The expense ratio of a mutual fund or ETF is a measurement of how much the investor pays to keep that fund going.
This expense isn’t paid out directly to the fund company, but instead is built into the price of the fund.
For example, let’s say a fund invested in the S&P 500 and had a 0% expense ratio. If the S&P 500 was exactly even for the year – returning 0% with no dividends – then your investment would be worth the exact same amount after one year.
If the fund had a 1% expense ratio, then your total investment would decline 1% for the year – even though the investments were even.
Most index funds have a very small expense ratio – ideally below 0.25%. Index funds are based on set asset allocation or benchmark (the index), and don’t require continuous decisions on what to invest in.
This differs from actively managed funds, where a person is the ultimate decision-maker. Actively managed funds tend to have a higher expense ratio to pay for the larger staff required to research and make decisions.
Expense ratios vary from 0% for a handful of funds all the way up to 9% (!). I personally wouldn’t invest in a fund above a 0.25% fee unless it was at a 401(k) where there were no better choices.
A fee of 1% may seem small, but it adds up! If your investments grow at a pace of 6% a year, then they would otherwise grow at 7% a year without this fee. That’s 14% of your gains every year going to pay for fees.
Here’s a look at just how much these add up over time.
My outlook on expense ratios goes like this:
- A difference between 0.05% isn’t worth changing brokerages for. There will always be other funds that charge less. Aim for a “good” fee, even if it’s not perfect.
- If there is a larger difference than that, then it may be time to change where you invest. Beware of any taxes if you move brokerages though.

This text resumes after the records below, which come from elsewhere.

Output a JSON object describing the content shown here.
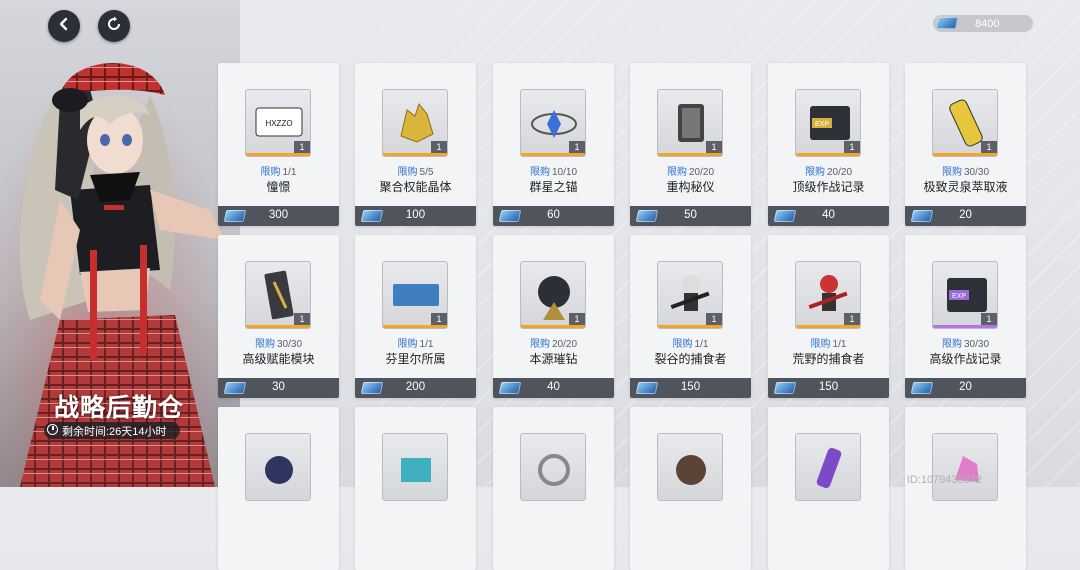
{
  "header": {
    "back_icon": "back-arrow-icon",
    "refresh_icon": "refresh-icon",
    "currency": {
      "icon": "blue-chip-currency-icon",
      "amount": "8400"
    }
  },
  "shop": {
    "title": "战略后勤仓",
    "remaining_time": "剩余时间:26天14小时"
  },
  "colors": {
    "limit_blue": "#2b6ed2",
    "bar_orange": "#f3a42a",
    "bar_purple": "#b275e3",
    "price_bar": "#50545c"
  },
  "items": [
    {
      "name": "憧憬",
      "limit_label": "限购",
      "limit": "1/1",
      "qty": "1",
      "price": "300",
      "rarity_bar": "#f3a42a",
      "icon": "tag-card-icon",
      "badge_text": "HXZZO"
    },
    {
      "name": "聚合权能晶体",
      "limit_label": "限购",
      "limit": "5/5",
      "qty": "1",
      "price": "100",
      "rarity_bar": "#f3a42a",
      "icon": "gold-crystal-icon"
    },
    {
      "name": "群星之锚",
      "limit_label": "限购",
      "limit": "10/10",
      "qty": "1",
      "price": "60",
      "rarity_bar": "#f3a42a",
      "icon": "star-anchor-icon"
    },
    {
      "name": "重构秘仪",
      "limit_label": "限购",
      "limit": "20/20",
      "qty": "1",
      "price": "50",
      "rarity_bar": "#f3a42a",
      "icon": "device-icon"
    },
    {
      "name": "顶级作战记录",
      "limit_label": "限购",
      "limit": "20/20",
      "qty": "1",
      "price": "40",
      "rarity_bar": "#f3a42a",
      "icon": "exp-record-gold-icon",
      "badge_text": "EXP"
    },
    {
      "name": "极致灵泉萃取液",
      "limit_label": "限购",
      "limit": "30/30",
      "qty": "1",
      "price": "20",
      "rarity_bar": "#f3a42a",
      "icon": "gold-vial-icon"
    },
    {
      "name": "高级赋能模块",
      "limit_label": "限购",
      "limit": "30/30",
      "qty": "1",
      "price": "30",
      "rarity_bar": "#f3a42a",
      "icon": "module-icon"
    },
    {
      "name": "芬里尔所属",
      "limit_label": "限购",
      "limit": "1/1",
      "qty": "1",
      "price": "200",
      "rarity_bar": "#f3a42a",
      "icon": "blue-card-icon"
    },
    {
      "name": "本源璀钻",
      "limit_label": "限购",
      "limit": "20/20",
      "qty": "1",
      "price": "40",
      "rarity_bar": "#f3a42a",
      "icon": "diamond-orb-icon"
    },
    {
      "name": "裂谷的捕食者",
      "limit_label": "限购",
      "limit": "1/1",
      "qty": "1",
      "price": "150",
      "rarity_bar": "#f3a42a",
      "icon": "chibi-figure-icon"
    },
    {
      "name": "荒野的捕食者",
      "limit_label": "限购",
      "limit": "1/1",
      "qty": "1",
      "price": "150",
      "rarity_bar": "#f3a42a",
      "icon": "chibi-figure-red-icon"
    },
    {
      "name": "高级作战记录",
      "limit_label": "限购",
      "limit": "30/30",
      "qty": "1",
      "price": "20",
      "rarity_bar": "#b275e3",
      "icon": "exp-record-purple-icon",
      "badge_text": "EXP"
    },
    {
      "icon": "dark-orb-icon"
    },
    {
      "icon": "cyan-crystal-icon"
    },
    {
      "icon": "silver-ring-icon"
    },
    {
      "icon": "bronze-emblem-icon"
    },
    {
      "icon": "purple-vial-icon"
    },
    {
      "icon": "pink-crystal-icon"
    }
  ],
  "footer": {
    "uid": "ID:1079438872"
  }
}
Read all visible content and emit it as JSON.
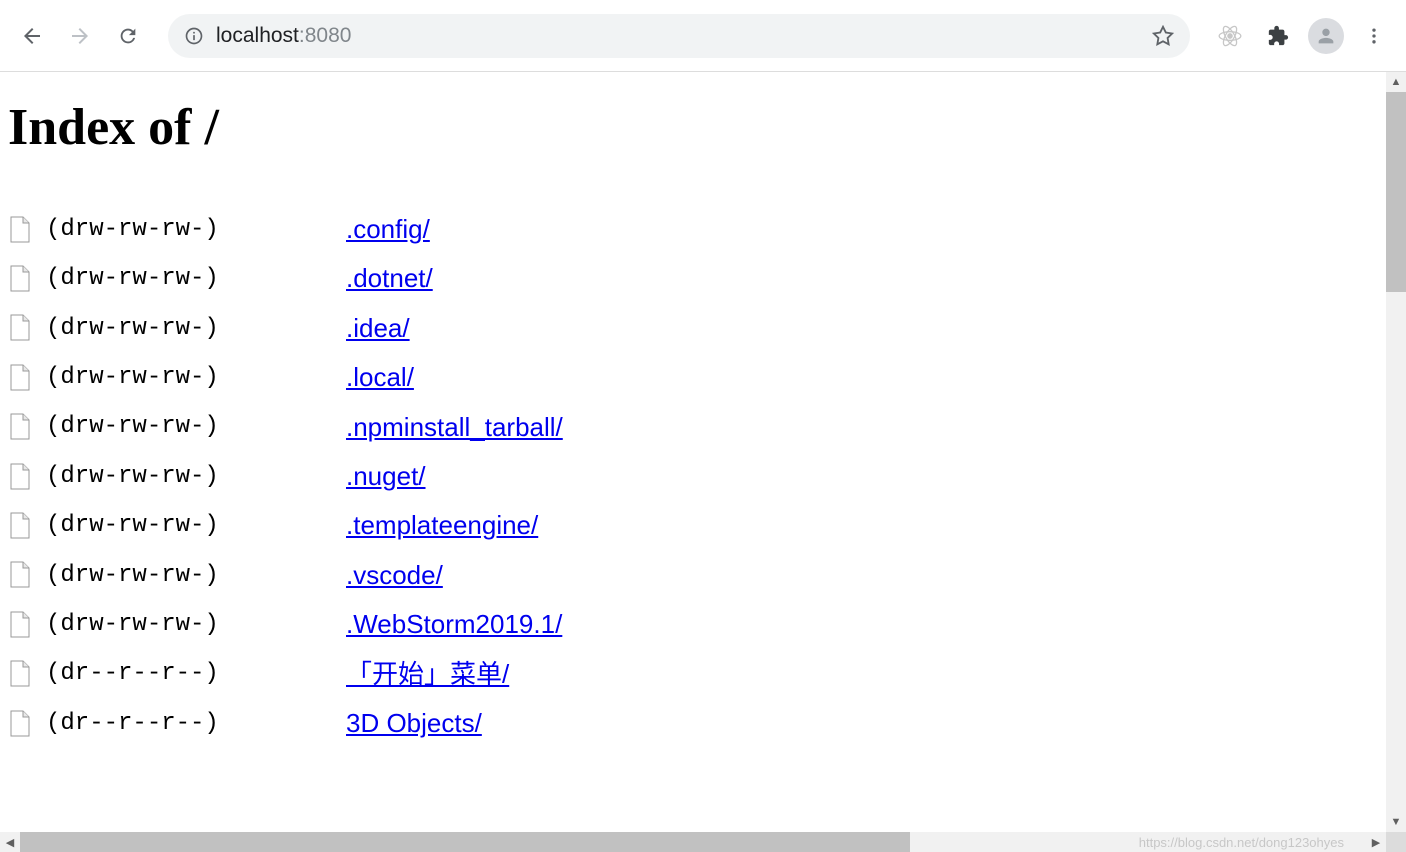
{
  "browser": {
    "url_host": "localhost",
    "url_port": ":8080"
  },
  "page": {
    "title": "Index of /"
  },
  "entries": [
    {
      "perms": "(drw-rw-rw-)",
      "name": ".config/"
    },
    {
      "perms": "(drw-rw-rw-)",
      "name": ".dotnet/"
    },
    {
      "perms": "(drw-rw-rw-)",
      "name": ".idea/"
    },
    {
      "perms": "(drw-rw-rw-)",
      "name": ".local/"
    },
    {
      "perms": "(drw-rw-rw-)",
      "name": ".npminstall_tarball/"
    },
    {
      "perms": "(drw-rw-rw-)",
      "name": ".nuget/"
    },
    {
      "perms": "(drw-rw-rw-)",
      "name": ".templateengine/"
    },
    {
      "perms": "(drw-rw-rw-)",
      "name": ".vscode/"
    },
    {
      "perms": "(drw-rw-rw-)",
      "name": ".WebStorm2019.1/"
    },
    {
      "perms": "(dr--r--r--)",
      "name": "「开始」菜单/"
    },
    {
      "perms": "(dr--r--r--)",
      "name": "3D Objects/"
    }
  ],
  "watermark": "https://blog.csdn.net/dong123ohyes"
}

- Compare the fee with others in the same category. Compare US bond funds with other US bond funds. Emerging Markets funds with other emerging markets funds.